■ YOUR OBJECTIVE:
Only lines containing the word "JSON" belong in the answer; copy each one from the records.

########################################

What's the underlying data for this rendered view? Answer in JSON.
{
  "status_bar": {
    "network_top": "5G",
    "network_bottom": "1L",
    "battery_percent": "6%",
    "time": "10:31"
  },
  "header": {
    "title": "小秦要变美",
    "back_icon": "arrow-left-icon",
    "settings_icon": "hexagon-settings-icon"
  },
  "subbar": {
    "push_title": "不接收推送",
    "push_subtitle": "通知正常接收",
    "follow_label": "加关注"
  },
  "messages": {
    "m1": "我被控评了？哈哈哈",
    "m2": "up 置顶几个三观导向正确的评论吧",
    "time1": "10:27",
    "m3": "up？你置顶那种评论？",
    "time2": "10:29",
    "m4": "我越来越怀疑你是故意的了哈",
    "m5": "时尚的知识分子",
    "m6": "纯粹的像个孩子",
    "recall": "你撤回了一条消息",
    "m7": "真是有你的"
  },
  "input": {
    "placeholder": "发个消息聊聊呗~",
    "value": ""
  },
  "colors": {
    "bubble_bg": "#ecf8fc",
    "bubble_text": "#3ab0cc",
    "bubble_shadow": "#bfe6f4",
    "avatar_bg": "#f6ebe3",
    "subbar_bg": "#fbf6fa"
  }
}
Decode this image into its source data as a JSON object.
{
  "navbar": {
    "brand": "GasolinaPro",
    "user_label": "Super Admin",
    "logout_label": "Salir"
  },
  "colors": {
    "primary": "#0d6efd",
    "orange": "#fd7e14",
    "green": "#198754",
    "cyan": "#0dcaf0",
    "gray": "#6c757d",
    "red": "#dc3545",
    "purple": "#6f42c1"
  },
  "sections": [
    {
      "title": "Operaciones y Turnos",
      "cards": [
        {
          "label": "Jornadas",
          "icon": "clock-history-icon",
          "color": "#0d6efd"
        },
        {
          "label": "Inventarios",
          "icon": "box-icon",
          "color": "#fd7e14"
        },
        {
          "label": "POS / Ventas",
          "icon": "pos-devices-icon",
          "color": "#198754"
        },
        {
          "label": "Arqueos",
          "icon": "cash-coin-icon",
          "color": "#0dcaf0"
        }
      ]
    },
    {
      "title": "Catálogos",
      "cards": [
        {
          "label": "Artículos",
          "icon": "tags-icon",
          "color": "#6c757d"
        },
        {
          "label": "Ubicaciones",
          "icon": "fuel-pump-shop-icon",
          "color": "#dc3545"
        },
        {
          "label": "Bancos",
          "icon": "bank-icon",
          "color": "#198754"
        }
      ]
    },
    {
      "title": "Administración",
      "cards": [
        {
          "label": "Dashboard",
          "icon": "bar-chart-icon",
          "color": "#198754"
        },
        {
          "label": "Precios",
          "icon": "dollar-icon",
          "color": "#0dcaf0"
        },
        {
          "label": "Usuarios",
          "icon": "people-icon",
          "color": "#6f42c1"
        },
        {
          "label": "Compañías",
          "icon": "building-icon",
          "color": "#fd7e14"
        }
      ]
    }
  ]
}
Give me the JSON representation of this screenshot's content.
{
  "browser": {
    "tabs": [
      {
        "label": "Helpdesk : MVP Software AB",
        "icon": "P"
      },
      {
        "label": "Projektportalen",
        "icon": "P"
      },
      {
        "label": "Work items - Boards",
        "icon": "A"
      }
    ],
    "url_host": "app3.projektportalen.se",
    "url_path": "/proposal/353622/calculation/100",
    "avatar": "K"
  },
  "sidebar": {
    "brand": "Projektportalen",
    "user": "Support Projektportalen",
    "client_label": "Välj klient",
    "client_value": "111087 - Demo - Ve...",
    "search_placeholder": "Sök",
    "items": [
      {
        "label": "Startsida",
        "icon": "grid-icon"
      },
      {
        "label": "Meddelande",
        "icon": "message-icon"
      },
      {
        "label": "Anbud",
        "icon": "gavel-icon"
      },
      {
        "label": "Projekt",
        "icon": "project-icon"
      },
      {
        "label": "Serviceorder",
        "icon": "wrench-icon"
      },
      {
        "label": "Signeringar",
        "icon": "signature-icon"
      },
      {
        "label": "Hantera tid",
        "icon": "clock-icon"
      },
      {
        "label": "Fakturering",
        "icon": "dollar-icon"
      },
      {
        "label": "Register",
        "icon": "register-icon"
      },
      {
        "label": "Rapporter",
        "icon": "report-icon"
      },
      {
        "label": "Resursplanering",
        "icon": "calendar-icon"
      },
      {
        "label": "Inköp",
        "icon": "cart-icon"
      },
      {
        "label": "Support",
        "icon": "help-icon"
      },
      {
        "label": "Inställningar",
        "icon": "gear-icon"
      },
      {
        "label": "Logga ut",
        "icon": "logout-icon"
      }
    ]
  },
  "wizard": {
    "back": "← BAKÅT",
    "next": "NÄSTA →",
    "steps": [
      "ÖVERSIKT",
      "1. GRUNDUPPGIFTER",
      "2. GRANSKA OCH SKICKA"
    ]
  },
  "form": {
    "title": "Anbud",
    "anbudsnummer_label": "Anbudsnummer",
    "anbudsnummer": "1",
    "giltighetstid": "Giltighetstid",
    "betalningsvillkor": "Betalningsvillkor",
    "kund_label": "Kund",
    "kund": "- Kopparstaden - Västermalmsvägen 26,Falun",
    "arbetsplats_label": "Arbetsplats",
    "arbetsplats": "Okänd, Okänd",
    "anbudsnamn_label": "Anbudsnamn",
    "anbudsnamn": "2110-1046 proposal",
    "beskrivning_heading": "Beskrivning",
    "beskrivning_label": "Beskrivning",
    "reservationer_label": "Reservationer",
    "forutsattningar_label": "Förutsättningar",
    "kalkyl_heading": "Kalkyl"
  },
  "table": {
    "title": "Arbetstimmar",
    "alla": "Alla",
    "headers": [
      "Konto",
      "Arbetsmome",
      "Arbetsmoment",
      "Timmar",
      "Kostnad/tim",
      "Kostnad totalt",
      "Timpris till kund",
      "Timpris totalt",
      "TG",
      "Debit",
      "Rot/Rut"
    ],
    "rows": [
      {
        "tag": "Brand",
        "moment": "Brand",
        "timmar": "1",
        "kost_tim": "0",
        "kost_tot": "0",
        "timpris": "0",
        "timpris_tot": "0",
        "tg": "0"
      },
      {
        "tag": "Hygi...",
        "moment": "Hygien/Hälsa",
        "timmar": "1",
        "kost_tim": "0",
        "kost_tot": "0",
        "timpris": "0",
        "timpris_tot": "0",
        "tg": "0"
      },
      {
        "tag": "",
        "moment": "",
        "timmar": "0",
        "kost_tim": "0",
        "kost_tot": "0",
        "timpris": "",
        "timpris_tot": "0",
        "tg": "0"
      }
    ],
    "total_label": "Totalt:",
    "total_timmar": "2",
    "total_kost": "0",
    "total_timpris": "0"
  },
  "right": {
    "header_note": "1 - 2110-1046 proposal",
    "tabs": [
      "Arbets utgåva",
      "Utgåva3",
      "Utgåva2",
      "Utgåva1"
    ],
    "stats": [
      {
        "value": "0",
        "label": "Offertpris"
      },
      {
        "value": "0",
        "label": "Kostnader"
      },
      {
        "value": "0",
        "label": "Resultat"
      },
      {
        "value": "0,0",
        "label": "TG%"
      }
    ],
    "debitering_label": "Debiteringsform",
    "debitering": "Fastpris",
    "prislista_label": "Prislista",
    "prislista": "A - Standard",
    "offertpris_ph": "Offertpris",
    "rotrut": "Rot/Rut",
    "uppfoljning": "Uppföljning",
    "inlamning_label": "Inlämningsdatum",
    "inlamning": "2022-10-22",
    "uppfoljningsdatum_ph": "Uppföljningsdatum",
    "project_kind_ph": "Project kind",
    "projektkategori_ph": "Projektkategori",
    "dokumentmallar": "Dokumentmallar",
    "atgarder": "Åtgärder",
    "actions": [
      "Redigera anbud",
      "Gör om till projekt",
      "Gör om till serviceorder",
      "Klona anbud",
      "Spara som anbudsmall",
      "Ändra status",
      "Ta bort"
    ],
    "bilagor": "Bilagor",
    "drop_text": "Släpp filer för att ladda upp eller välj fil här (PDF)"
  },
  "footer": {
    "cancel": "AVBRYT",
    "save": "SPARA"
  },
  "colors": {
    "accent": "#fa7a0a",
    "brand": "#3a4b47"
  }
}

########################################

■ SOLUTION TO THIS EXERCISE:
What's the underlying data for this rendered view? Answer in JSON.
Decode this image into its source data as a JSON object.
Give me the JSON representation of this screenshot's content.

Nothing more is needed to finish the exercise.